A faithful copy is required. Print each line of the data exactly and omit the pictures.

═══ Available data

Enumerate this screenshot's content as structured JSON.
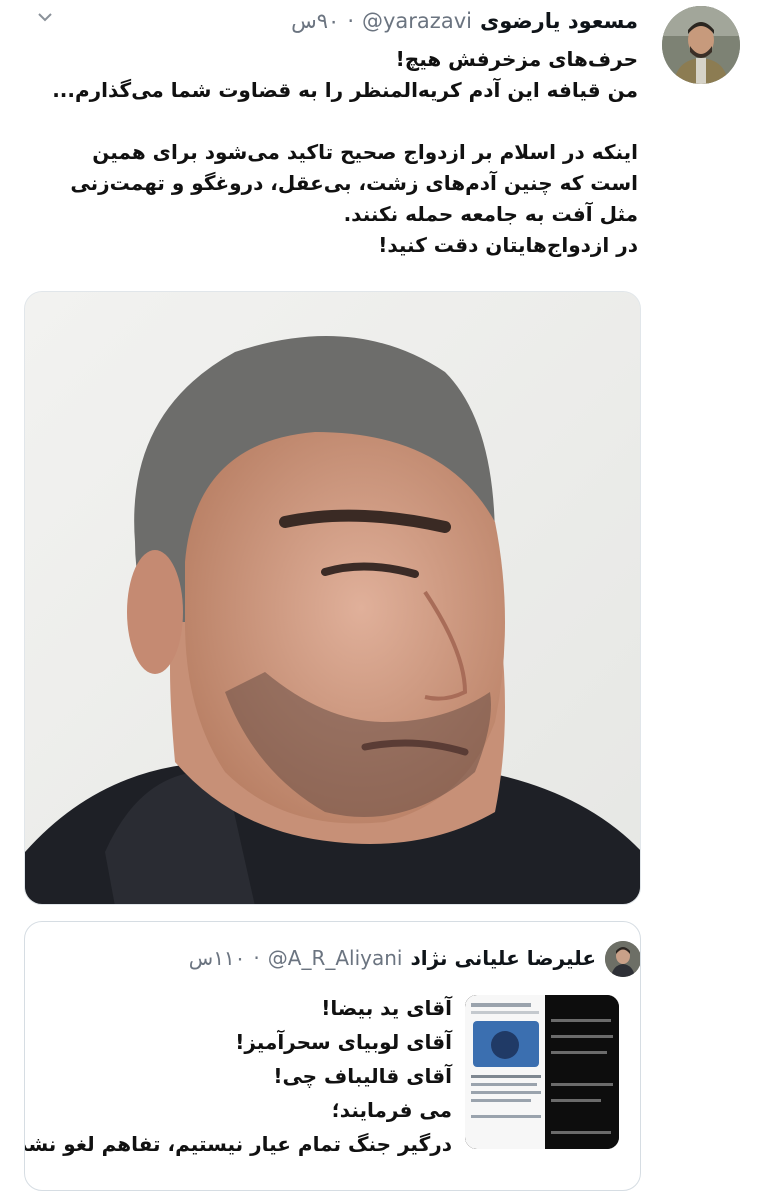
{
  "tweet": {
    "display_name": "مسعود یارضوی",
    "handle": "@yarazavi",
    "separator": "·",
    "time": "۹۰س",
    "body": {
      "line1": "حرف‌های مزخرفش هیچ!",
      "line2": "من قیافه این آدم کریه‌المنظر را به قضاوت شما می‌گذارم...",
      "line3": "اینکه در اسلام بر ازدواج صحیح تاکید می‌شود برای همین است که چنین آدم‌های زشت، بی‌عقل، دروغگو و تهمت‌زنی مثل آفت به جامعه حمله نکنند.",
      "line4": "در ازدواج‌هایتان دقت کنید!"
    }
  },
  "quoted_tweet": {
    "display_name": "علیرضا علیانی نژاد",
    "handle": "@A_R_Aliyani",
    "separator": "·",
    "time": "۱۱۰س",
    "lines": [
      "آقای ید بیضا!",
      "آقای لوبیای سحرآمیز!",
      "آقای قالیباف چی!",
      "می فرمایند؛",
      "درگیر جنگ تمام عیار نیستیم، تفاهم لغو نشده..."
    ]
  },
  "icons": {
    "overflow": "chevron-down-icon"
  },
  "colors": {
    "text": "#0f1419",
    "secondary": "#6b7480",
    "border": "#d6dde3"
  }
}
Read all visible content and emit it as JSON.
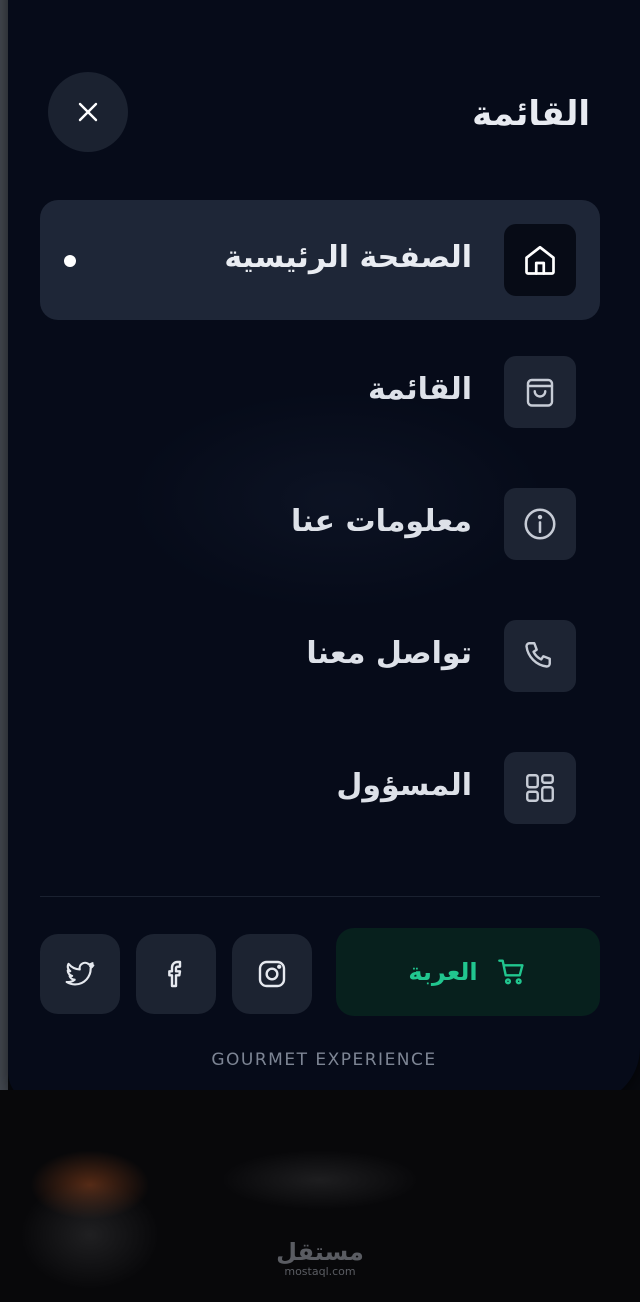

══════

- **Written answer**:
Enumerate this screenshot's content as structured JSON.
{
  "tweet": {
    "display_name": "مسعود یارضوی",
    "handle": "@yarazavi",
    "separator": "·",
    "time": "۹۰س",
    "body": {
      "line1": "حرف‌های مزخرفش هیچ!",
      "line2": "من قیافه این آدم کریه‌المنظر را به قضاوت شما می‌گذارم...",
      "line3": "اینکه در اسلام بر ازدواج صحیح تاکید می‌شود برای همین است که چنین آدم‌های زشت، بی‌عقل، دروغگو و تهمت‌زنی مثل آفت به جامعه حمله نکنند.",
      "line4": "در ازدواج‌هایتان دقت کنید!"
    }
  },
  "quoted_tweet": {
    "display_name": "علیرضا علیانی نژاد",
    "handle": "@A_R_Aliyani",
    "separator": "·",
    "time": "۱۱۰س",
    "lines": [
      "آقای ید بیضا!",
      "آقای لوبیای سحرآمیز!",
      "آقای قالیباف چی!",
      "می فرمایند؛",
      "درگیر جنگ تمام عیار نیستیم، تفاهم لغو نشده..."
    ]
  },
  "icons": {
    "overflow": "chevron-down-icon"
  },
  "colors": {
    "text": "#0f1419",
    "secondary": "#6b7480",
    "border": "#d6dde3"
  }
}
Read all visible content and emit it as JSON.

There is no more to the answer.